Suubi has deep love and passion for the work she is doing and will take on with the fellowship. With her expanded social media presence and the knowledge she gains from the Disability Justice Project, she is hoping to one day be the founder and director of her own organization, where she can connect with companies and other organizations about psychosocial disabilities and reiterate to them what she already knows to be true: persons with disabilities are able to do the work and enact change when given the chance.
News From the Global Frontlines of Disability Justice
For decades, Rwandans with disabilities faced significant challenges to accessing health care. Now the country has embarked on an ambitious plan to renovate all of its outdated facilities, with accessibility as a priority. Thirty health centers have been updated so far, changing stairs into ramps, adding Braille signage and more. “Having access to health services to persons with disability in Rwanda is like dreams that we all wish to be true,” says Aimable Irihose of the Rwanda Organization of Persons with Physical Disabilities and Wheelchair Users.
Terubeimoa (Ruby) Nabetari has been using the skills she learned as a composer of music and drama to help her organization, Te Toa Matoa, get their messages across about the rights of persons with disabilities in Kiribati.

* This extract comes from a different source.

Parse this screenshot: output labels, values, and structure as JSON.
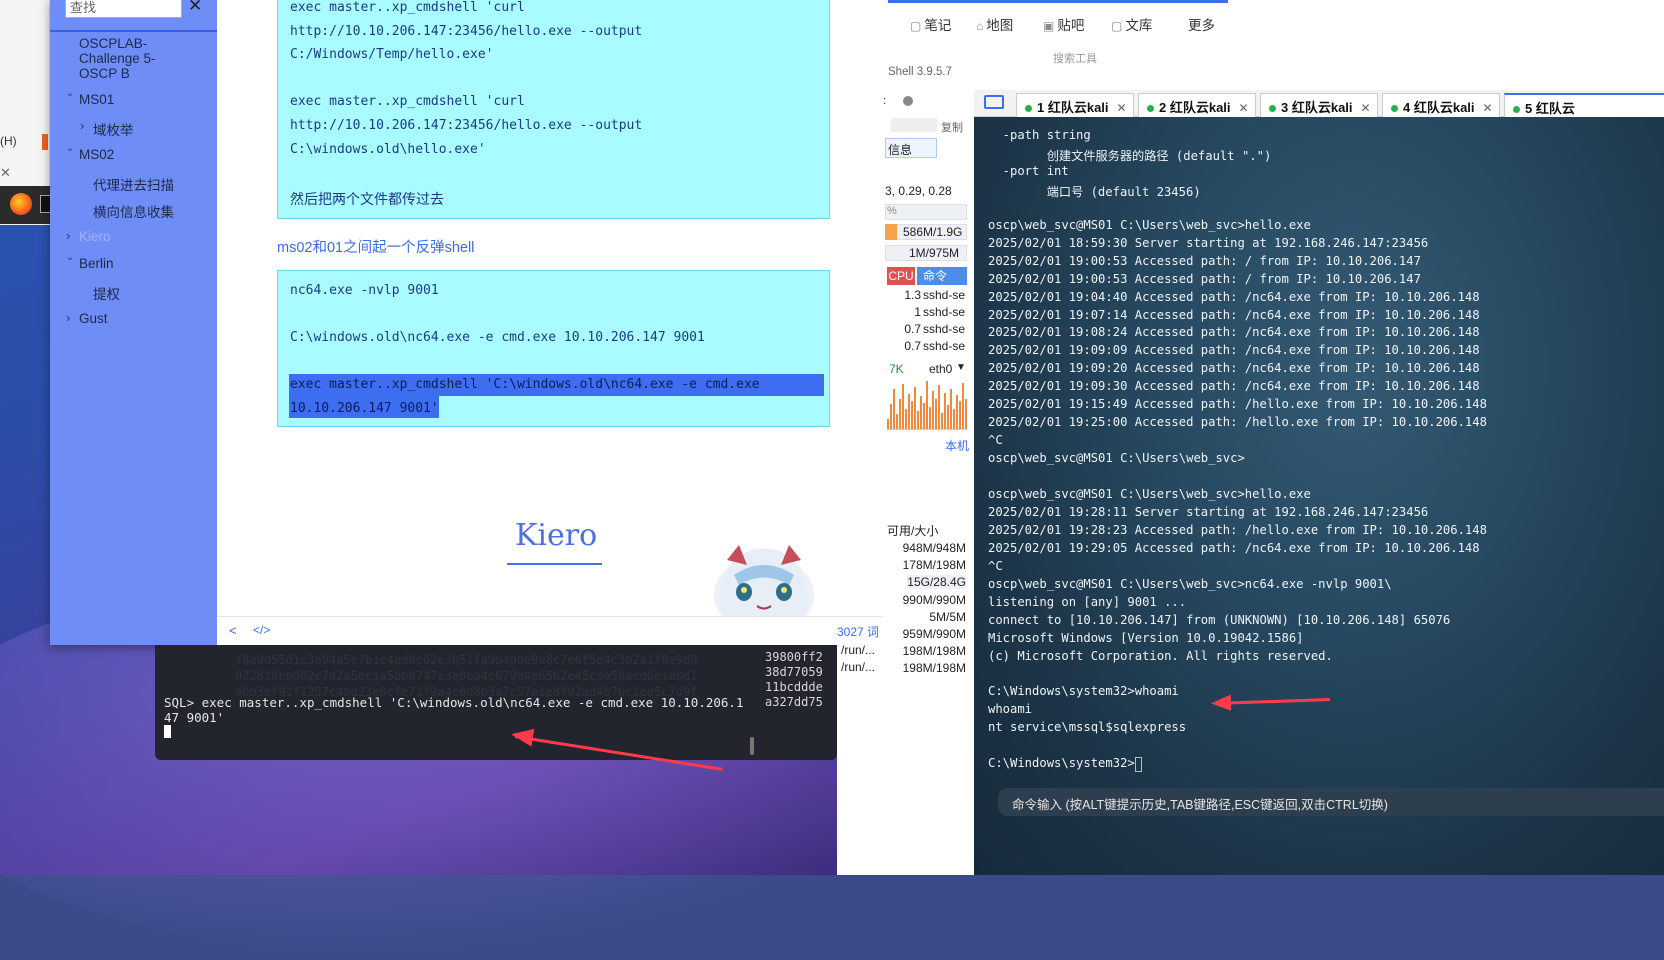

When she first became disabled from an accident, “I felt sad and confused … because I was well-known as a person who composed music and drama in my country,” she says. “But as time went on, I thanked God that I changed my mind and started to realize what I have to offer people with disabilities.”

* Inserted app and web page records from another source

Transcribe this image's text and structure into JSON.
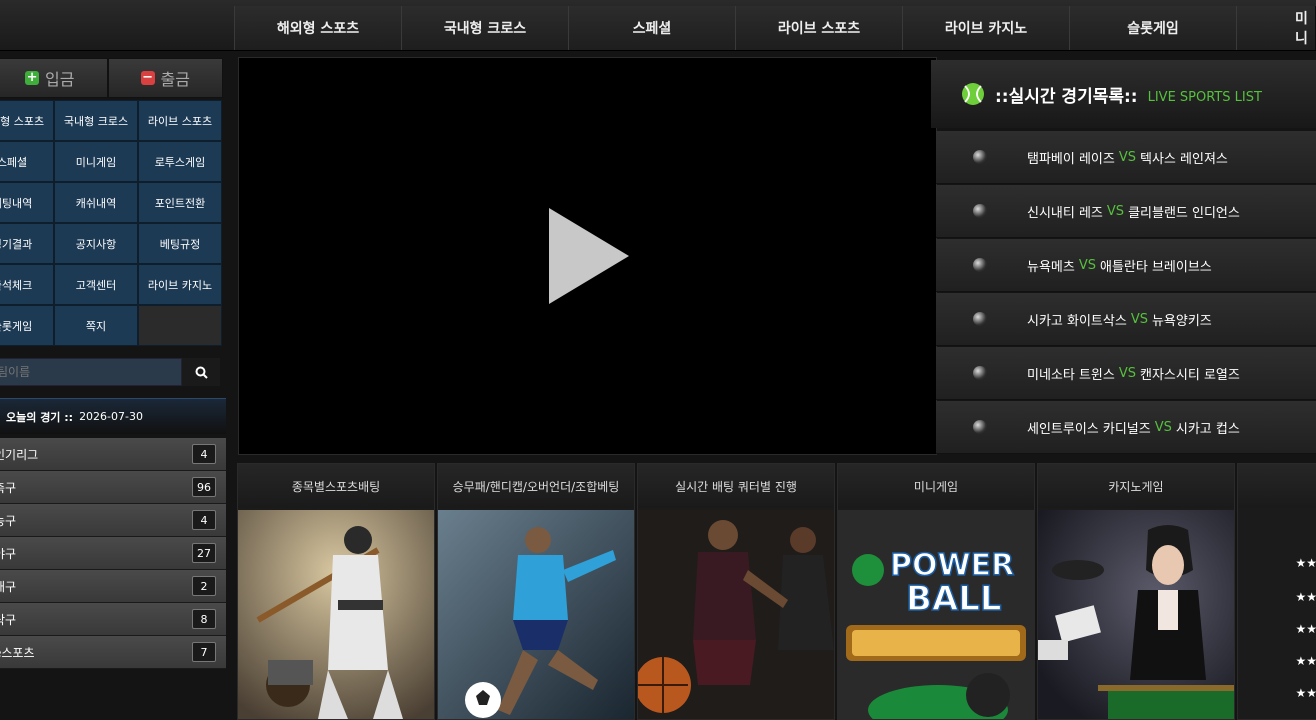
{
  "nav": [
    "해외형 스포츠",
    "국내형 크로스",
    "스페셜",
    "라이브 스포츠",
    "라이브 카지노",
    "슬롯게임",
    "미니"
  ],
  "sidebar": {
    "deposit": "입금",
    "withdraw": "출금",
    "menu": [
      "해외형 스포츠",
      "국내형 크로스",
      "라이브 스포츠",
      "스페셜",
      "미니게임",
      "로투스게임",
      "배팅내역",
      "캐쉬내역",
      "포인트전환",
      "경기결과",
      "공지사항",
      "베팅규정",
      "출석체크",
      "고객센터",
      "라이브 카지노",
      "슬롯게임",
      "쪽지",
      ""
    ],
    "search_placeholder": "팀이름",
    "today_label": "오늘의 경기 ::",
    "today_date": "2026-07-30",
    "leagues": [
      {
        "name": "인기리그",
        "count": "4"
      },
      {
        "name": "축구",
        "count": "96"
      },
      {
        "name": "농구",
        "count": "4"
      },
      {
        "name": "야구",
        "count": "27"
      },
      {
        "name": "배구",
        "count": "2"
      },
      {
        "name": "탁구",
        "count": "8"
      },
      {
        "name": "e스포츠",
        "count": "7"
      }
    ]
  },
  "live": {
    "title": "::실시간 경기목록::",
    "subtitle": "LIVE SPORTS LIST",
    "matches": [
      {
        "home": "탬파베이 레이즈",
        "vs": "VS",
        "away": "텍사스 레인져스"
      },
      {
        "home": "신시내티 레즈",
        "vs": "VS",
        "away": "클리블랜드 인디언스"
      },
      {
        "home": "뉴욕메츠",
        "vs": "VS",
        "away": "애틀란타 브레이브스"
      },
      {
        "home": "시카고 화이트삭스",
        "vs": "VS",
        "away": "뉴욕양키즈"
      },
      {
        "home": "미네소타 트윈스",
        "vs": "VS",
        "away": "캔자스시티 로열즈"
      },
      {
        "home": "세인트루이스 카디널즈",
        "vs": "VS",
        "away": "시카고 컵스"
      }
    ]
  },
  "cards": [
    "종목별스포츠배팅",
    "승무패/핸디캡/오버언더/조합베팅",
    "실시간 배팅 쿼터별 진행",
    "미니게임",
    "카지노게임",
    ""
  ],
  "stars": [
    "★★",
    "★★",
    "★★",
    "★★",
    "★★"
  ],
  "colors": {
    "accent_green": "#56c13d",
    "menu_blue": "#1d3a55"
  }
}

DJP Fellow Melvina Voua is advocating for the full inclusion of Solomon Islanders with disabilities in all aspects of climate change adaptation and mitigation. “When the crisis or the disaster happen, we always find it difficult to evacuate or access or even get prepared or respond,” she says. “All … plans must be inclusive and not excluding people with disability, like when designing evacuation centers or developing policies for climate change or disasters.”
DJP Fellow Ari Hazelman is drawing on his region’s rich storytelling history to further the cause of disability rights. “When we think about our myths and legends that we have in our Pacific culture, that’s part of the stories that we grow up with,” he says. “So when you put it to the disability field, using the stories that we can document through the knowledge that we learn in this [DJP] workshop will help us to tell our stories and use those stories to make a positive change in our society.”

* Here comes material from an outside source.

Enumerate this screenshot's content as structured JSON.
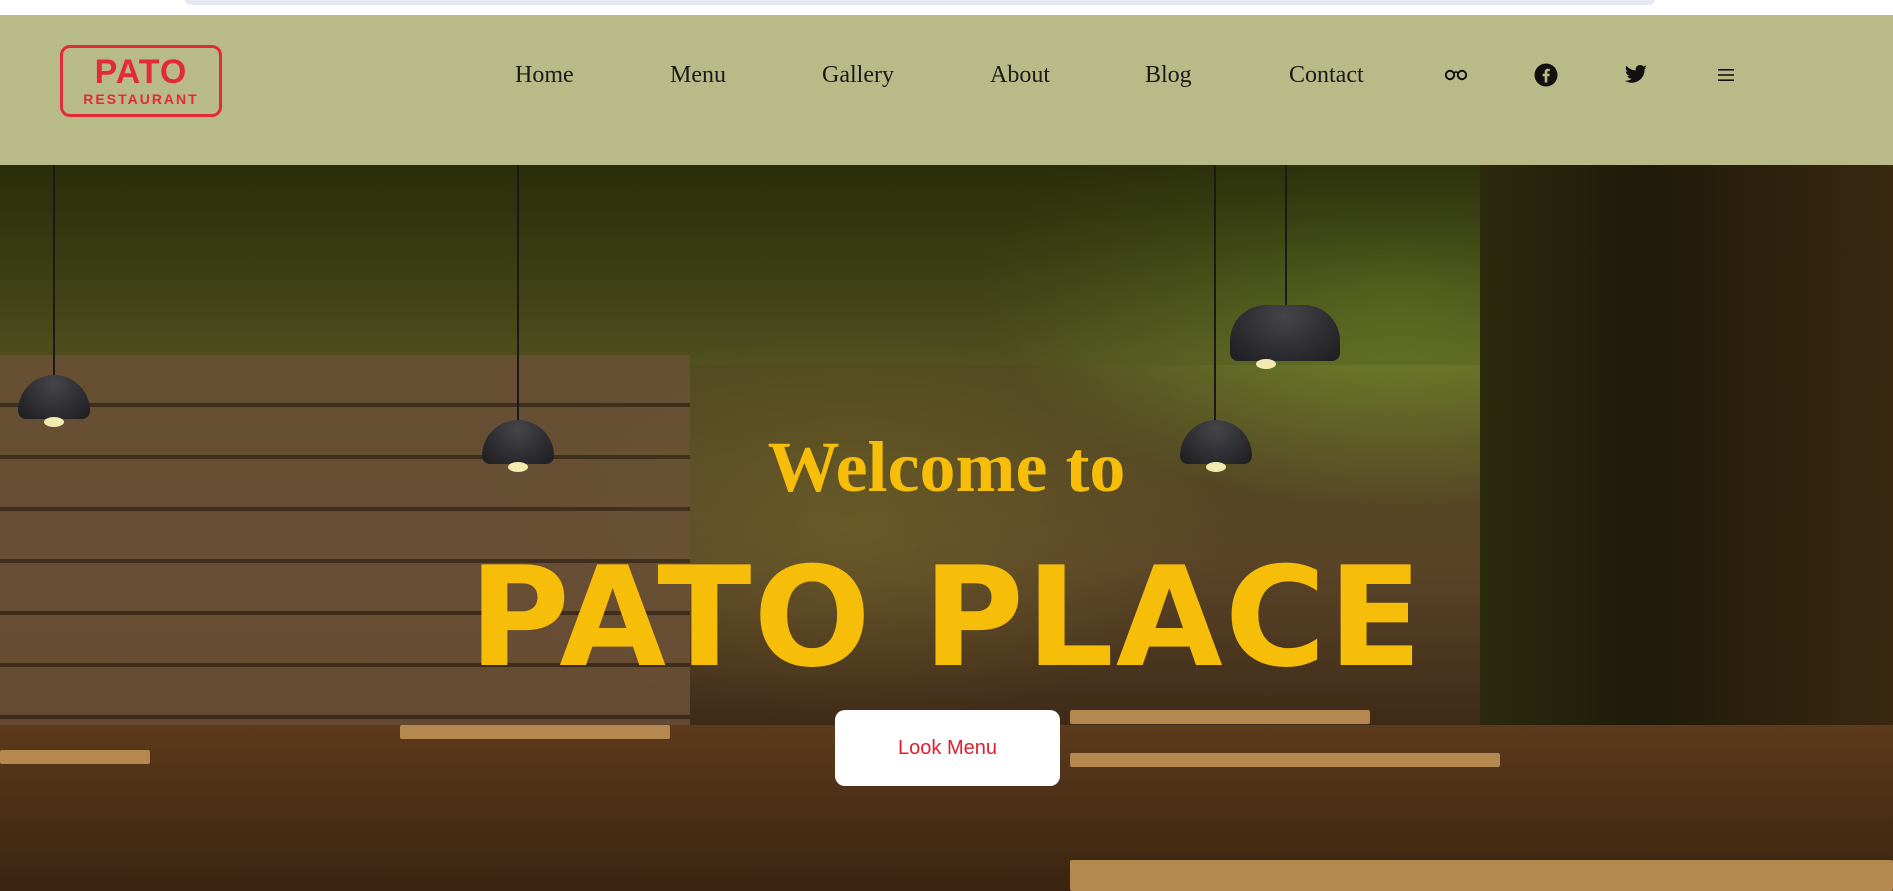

DJP Fellow Isoa Nabainivalu is a Deaf disability rights advocate for his country of Fiji. Since 2019, he has been focusing on advocating for the rights of one of the more marginalized groups in the Pacific – LGBTQI+ persons with disabilities. “First and foremost for us is for our members to come out, to feel comfortable, to know their rights and know how to use them in different spaces,” he says.
Faaolo Utumapu-Utailesolo is a program officer for the Pacific Island Countries with the Disability Rights Fund. She is a longtime disability rights activist in Samoa. “As an advocate, you get knocked down by things,” she says, “and you keep going because you know that there are other people with disabilities who need a lot of support and who will need you to be paving the way.”